§ What is required: A verbatim reproduction of the following listing is required; omit the pictures.

Available data Block Start

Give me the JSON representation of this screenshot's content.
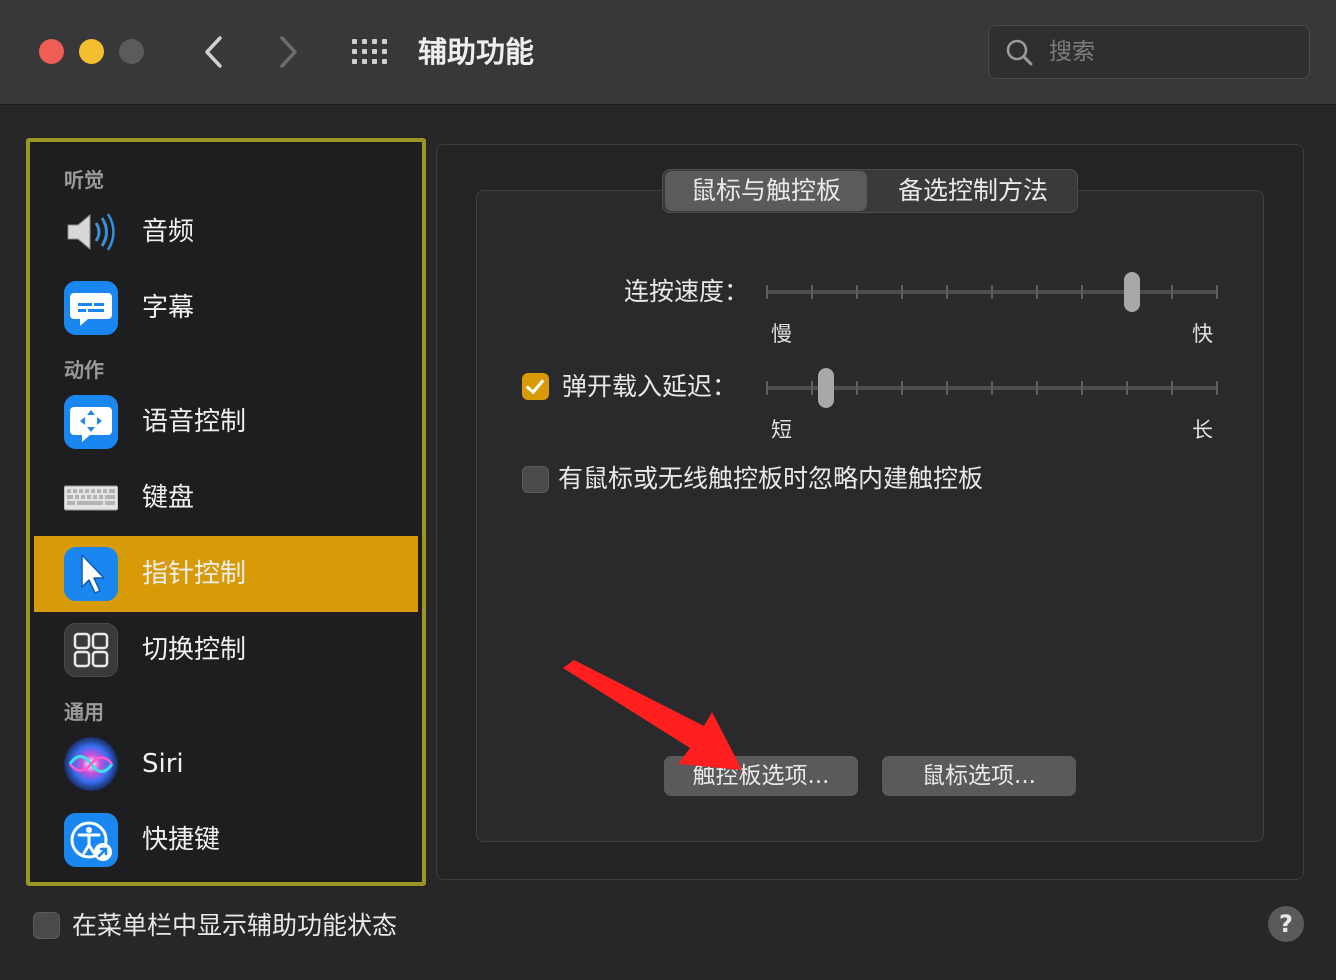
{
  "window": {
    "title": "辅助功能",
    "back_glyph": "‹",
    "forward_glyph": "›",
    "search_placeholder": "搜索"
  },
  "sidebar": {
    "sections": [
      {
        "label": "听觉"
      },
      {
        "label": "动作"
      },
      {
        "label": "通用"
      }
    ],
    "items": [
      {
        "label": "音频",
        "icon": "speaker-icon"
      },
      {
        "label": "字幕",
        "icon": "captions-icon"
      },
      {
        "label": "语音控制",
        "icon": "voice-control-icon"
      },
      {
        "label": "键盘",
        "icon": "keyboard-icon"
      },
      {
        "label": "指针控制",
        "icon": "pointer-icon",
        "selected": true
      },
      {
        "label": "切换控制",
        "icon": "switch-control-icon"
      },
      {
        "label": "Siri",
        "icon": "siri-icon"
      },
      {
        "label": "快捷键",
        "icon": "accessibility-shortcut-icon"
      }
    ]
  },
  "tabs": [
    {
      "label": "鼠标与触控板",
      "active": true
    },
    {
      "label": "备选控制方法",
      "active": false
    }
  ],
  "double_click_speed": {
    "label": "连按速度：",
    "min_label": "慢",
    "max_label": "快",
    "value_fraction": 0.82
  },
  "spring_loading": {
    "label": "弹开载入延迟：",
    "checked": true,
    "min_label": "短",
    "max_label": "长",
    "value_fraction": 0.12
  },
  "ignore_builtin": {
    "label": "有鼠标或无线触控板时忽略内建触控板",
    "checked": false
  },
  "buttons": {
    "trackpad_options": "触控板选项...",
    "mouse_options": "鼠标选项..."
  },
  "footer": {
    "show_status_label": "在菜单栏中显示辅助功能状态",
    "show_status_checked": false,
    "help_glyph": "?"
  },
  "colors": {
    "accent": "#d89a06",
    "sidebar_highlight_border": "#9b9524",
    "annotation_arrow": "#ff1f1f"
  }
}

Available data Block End

§ Task solution:
Give me the JSON representation of this screenshot's content.
{
  "window": {
    "title": "辅助功能",
    "back_glyph": "‹",
    "forward_glyph": "›",
    "search_placeholder": "搜索"
  },
  "sidebar": {
    "sections": [
      {
        "label": "听觉"
      },
      {
        "label": "动作"
      },
      {
        "label": "通用"
      }
    ],
    "items": [
      {
        "label": "音频",
        "icon": "speaker-icon"
      },
      {
        "label": "字幕",
        "icon": "captions-icon"
      },
      {
        "label": "语音控制",
        "icon": "voice-control-icon"
      },
      {
        "label": "键盘",
        "icon": "keyboard-icon"
      },
      {
        "label": "指针控制",
        "icon": "pointer-icon",
        "selected": true
      },
      {
        "label": "切换控制",
        "icon": "switch-control-icon"
      },
      {
        "label": "Siri",
        "icon": "siri-icon"
      },
      {
        "label": "快捷键",
        "icon": "accessibility-shortcut-icon"
      }
    ]
  },
  "tabs": [
    {
      "label": "鼠标与触控板",
      "active": true
    },
    {
      "label": "备选控制方法",
      "active": false
    }
  ],
  "double_click_speed": {
    "label": "连按速度：",
    "min_label": "慢",
    "max_label": "快",
    "value_fraction": 0.82
  },
  "spring_loading": {
    "label": "弹开载入延迟：",
    "checked": true,
    "min_label": "短",
    "max_label": "长",
    "value_fraction": 0.12
  },
  "ignore_builtin": {
    "label": "有鼠标或无线触控板时忽略内建触控板",
    "checked": false
  },
  "buttons": {
    "trackpad_options": "触控板选项...",
    "mouse_options": "鼠标选项..."
  },
  "footer": {
    "show_status_label": "在菜单栏中显示辅助功能状态",
    "show_status_checked": false,
    "help_glyph": "?"
  },
  "colors": {
    "accent": "#d89a06",
    "sidebar_highlight_border": "#9b9524",
    "annotation_arrow": "#ff1f1f"
  }
}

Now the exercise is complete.